# [Directions]
Reproduce the entries exactly. Omit none of them.

# [Records for this exercise]
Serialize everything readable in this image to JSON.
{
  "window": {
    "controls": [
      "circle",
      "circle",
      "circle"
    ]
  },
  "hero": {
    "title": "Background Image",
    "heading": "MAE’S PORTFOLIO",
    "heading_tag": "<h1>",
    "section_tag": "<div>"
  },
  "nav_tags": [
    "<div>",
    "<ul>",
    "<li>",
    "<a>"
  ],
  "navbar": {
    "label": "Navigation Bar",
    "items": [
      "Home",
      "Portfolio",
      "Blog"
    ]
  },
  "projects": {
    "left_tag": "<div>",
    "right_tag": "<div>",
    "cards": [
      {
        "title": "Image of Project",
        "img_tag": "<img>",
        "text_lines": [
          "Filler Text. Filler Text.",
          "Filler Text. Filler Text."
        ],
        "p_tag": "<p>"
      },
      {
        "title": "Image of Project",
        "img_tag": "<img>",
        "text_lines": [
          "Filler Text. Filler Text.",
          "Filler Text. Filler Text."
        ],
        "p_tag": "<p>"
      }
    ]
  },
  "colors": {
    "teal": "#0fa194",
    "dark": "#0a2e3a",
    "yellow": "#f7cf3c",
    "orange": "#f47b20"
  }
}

# [Finished exercise]
Serialize everything readable in this image to JSON.
{
  "window": {
    "controls": [
      "circle",
      "circle",
      "circle"
    ]
  },
  "hero": {
    "title": "Background Image",
    "heading": "MAE’S PORTFOLIO",
    "heading_tag": "<h1>",
    "section_tag": "<div>"
  },
  "nav_tags": [
    "<div>",
    "<ul>",
    "<li>",
    "<a>"
  ],
  "navbar": {
    "label": "Navigation Bar",
    "items": [
      "Home",
      "Portfolio",
      "Blog"
    ]
  },
  "projects": {
    "left_tag": "<div>",
    "right_tag": "<div>",
    "cards": [
      {
        "title": "Image of Project",
        "img_tag": "<img>",
        "text_lines": [
          "Filler Text. Filler Text.",
          "Filler Text. Filler Text."
        ],
        "p_tag": "<p>"
      },
      {
        "title": "Image of Project",
        "img_tag": "<img>",
        "text_lines": [
          "Filler Text. Filler Text.",
          "Filler Text. Filler Text."
        ],
        "p_tag": "<p>"
      }
    ]
  },
  "colors": {
    "teal": "#0fa194",
    "dark": "#0a2e3a",
    "yellow": "#f7cf3c",
    "orange": "#f47b20"
  }
}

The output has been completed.